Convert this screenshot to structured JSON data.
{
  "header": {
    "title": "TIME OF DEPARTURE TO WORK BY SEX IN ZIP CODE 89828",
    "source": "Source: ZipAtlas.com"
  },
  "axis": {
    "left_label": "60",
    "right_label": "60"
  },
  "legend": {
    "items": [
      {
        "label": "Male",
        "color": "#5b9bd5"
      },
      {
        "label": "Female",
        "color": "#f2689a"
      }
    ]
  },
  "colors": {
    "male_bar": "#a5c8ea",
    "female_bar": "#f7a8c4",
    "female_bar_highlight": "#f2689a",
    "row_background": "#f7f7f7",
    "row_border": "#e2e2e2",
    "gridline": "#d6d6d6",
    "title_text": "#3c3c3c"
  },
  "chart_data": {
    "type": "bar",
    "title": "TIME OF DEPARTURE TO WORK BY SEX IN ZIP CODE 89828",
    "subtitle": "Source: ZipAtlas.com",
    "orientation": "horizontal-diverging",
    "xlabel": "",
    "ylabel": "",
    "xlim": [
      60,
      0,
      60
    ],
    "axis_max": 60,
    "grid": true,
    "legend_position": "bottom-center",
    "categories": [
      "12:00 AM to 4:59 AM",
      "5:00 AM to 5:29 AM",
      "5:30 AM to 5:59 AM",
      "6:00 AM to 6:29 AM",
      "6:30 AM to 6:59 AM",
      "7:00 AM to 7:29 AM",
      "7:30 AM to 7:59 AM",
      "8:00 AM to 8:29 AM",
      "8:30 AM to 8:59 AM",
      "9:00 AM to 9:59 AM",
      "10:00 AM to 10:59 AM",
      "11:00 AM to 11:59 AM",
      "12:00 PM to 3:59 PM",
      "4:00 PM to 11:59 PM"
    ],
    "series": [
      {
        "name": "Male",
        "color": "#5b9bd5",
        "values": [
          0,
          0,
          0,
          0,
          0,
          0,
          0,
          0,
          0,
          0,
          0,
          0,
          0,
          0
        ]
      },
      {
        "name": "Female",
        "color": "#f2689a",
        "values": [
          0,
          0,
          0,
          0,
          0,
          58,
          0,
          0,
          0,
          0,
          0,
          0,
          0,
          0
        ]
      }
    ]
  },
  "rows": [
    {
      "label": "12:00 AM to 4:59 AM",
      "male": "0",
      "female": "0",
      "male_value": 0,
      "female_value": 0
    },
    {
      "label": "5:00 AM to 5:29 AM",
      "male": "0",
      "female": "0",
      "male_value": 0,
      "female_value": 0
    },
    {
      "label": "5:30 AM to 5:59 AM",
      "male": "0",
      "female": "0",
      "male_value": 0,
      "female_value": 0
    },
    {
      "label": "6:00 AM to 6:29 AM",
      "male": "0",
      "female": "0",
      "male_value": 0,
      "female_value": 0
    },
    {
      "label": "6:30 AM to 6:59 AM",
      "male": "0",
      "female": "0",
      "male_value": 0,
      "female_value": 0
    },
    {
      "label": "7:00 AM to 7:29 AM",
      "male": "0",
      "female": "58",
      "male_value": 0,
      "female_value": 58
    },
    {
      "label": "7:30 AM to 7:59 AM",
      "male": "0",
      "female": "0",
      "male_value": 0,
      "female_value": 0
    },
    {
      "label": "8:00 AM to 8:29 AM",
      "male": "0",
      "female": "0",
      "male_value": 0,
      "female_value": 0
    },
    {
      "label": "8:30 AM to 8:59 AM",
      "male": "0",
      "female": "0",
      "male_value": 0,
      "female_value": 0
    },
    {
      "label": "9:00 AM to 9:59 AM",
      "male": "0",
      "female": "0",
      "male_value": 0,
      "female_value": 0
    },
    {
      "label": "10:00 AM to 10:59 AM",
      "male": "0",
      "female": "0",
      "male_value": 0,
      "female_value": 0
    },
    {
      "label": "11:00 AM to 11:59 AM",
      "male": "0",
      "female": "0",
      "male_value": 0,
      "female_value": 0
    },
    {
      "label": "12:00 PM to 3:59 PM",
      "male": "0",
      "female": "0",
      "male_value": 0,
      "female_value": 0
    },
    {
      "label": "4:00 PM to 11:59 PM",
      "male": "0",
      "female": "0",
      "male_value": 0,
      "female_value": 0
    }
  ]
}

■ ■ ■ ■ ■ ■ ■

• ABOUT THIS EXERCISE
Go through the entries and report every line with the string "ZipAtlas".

• SOLVED PROBLEM
    "source": "Source: ZipAtlas.com"
    "subtitle": "Source: ZipAtlas.com",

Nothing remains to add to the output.